Data for analysis
______________________________

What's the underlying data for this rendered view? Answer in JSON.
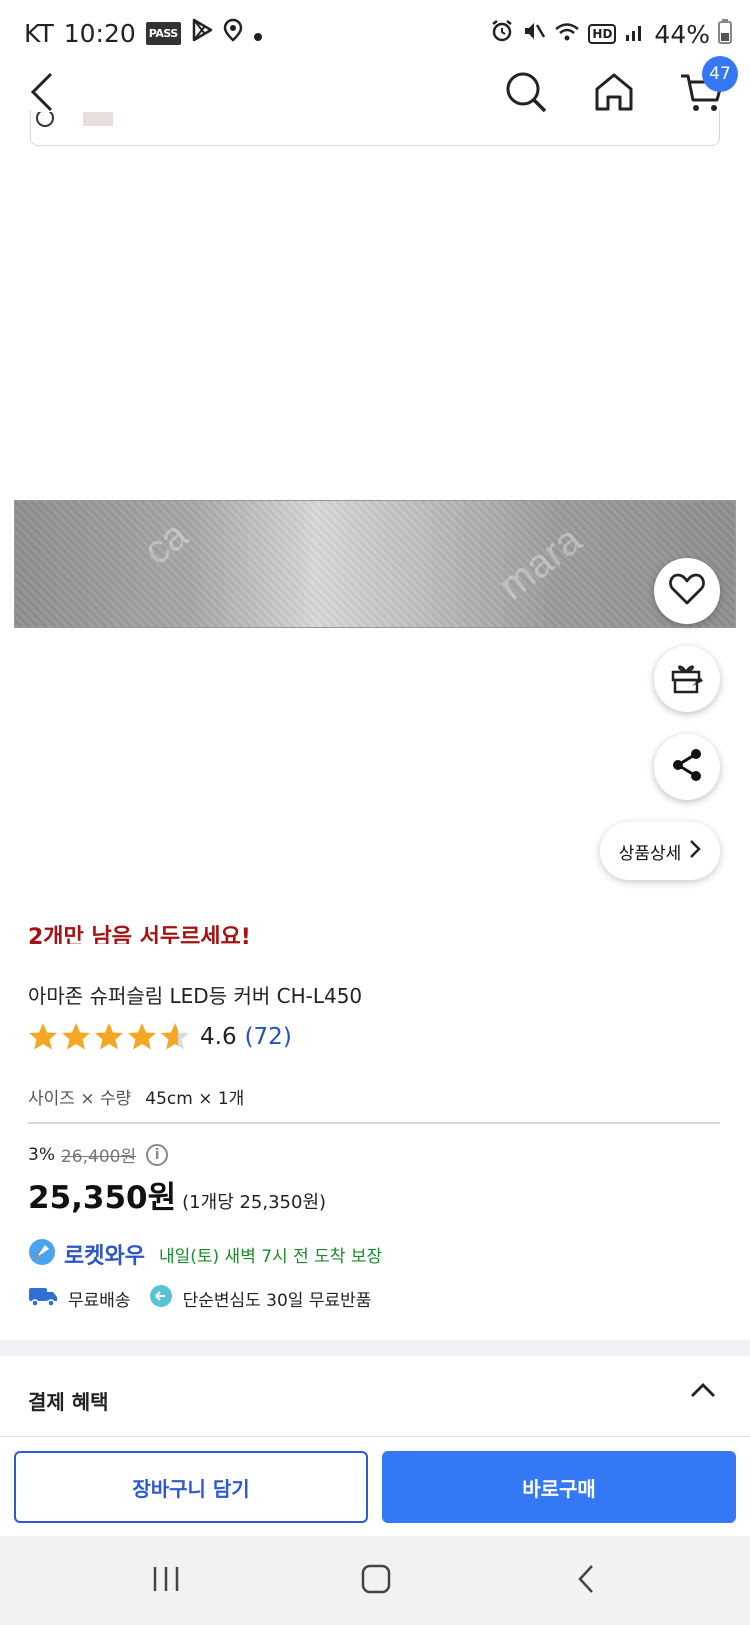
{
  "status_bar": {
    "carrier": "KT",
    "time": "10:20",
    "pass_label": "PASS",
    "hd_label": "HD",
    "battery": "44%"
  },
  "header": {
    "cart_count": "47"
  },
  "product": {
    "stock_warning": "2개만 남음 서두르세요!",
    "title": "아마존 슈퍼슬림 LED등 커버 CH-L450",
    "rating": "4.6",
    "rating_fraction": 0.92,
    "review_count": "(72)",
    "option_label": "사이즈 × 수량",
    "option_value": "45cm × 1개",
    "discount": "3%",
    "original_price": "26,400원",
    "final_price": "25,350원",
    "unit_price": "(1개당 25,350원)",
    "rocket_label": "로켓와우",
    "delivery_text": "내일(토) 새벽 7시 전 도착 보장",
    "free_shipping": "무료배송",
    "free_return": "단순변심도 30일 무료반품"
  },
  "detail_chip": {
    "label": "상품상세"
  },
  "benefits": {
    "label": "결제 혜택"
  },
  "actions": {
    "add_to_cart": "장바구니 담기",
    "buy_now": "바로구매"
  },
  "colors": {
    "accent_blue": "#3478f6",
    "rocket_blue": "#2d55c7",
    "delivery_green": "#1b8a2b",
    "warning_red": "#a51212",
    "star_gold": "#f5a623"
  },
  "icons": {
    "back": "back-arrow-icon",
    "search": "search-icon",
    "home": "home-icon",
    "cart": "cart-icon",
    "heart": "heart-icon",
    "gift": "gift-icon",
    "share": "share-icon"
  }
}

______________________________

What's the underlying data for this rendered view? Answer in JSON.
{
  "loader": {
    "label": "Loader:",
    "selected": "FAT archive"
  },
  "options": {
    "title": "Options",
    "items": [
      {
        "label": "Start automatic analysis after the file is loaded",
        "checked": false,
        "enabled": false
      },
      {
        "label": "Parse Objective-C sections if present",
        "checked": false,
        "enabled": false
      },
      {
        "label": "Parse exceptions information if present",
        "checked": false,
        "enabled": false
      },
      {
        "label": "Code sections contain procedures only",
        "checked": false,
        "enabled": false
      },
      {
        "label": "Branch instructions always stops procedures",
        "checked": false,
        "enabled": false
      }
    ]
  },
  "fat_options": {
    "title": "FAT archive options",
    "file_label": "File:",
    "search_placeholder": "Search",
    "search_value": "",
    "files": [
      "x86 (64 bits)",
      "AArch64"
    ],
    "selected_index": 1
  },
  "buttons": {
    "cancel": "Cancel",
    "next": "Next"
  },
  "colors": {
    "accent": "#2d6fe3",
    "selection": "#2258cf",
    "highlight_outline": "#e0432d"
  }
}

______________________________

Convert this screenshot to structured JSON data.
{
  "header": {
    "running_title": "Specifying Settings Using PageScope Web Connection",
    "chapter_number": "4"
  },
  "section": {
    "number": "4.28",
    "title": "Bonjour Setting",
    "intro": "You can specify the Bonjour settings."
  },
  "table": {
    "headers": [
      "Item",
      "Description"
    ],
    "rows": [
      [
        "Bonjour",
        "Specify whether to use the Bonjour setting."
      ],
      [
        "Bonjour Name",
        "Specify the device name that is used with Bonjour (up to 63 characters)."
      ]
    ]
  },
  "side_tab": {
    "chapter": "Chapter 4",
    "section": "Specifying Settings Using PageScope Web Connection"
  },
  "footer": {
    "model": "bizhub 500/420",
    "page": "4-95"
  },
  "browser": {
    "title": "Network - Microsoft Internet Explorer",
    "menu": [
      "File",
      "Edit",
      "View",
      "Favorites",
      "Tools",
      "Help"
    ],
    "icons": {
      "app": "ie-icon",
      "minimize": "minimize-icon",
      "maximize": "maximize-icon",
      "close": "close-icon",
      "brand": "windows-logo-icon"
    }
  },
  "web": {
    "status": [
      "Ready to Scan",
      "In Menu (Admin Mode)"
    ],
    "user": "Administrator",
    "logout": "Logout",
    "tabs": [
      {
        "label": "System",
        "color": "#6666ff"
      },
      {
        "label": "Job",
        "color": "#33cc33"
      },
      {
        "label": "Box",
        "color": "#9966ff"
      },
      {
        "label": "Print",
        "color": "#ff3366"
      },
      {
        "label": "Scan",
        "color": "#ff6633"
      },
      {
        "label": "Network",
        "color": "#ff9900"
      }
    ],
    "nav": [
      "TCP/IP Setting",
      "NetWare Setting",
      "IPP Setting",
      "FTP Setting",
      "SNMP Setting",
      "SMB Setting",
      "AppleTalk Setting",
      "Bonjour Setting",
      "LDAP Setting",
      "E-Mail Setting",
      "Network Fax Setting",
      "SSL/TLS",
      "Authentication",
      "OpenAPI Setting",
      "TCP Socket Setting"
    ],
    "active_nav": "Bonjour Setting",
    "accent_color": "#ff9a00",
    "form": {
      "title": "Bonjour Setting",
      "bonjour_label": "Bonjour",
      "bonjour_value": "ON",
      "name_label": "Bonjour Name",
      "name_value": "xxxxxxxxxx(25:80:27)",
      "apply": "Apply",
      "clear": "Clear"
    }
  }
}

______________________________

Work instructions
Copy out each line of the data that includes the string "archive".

Written answer
    "selected": "FAT archive"
    "title": "FAT archive options",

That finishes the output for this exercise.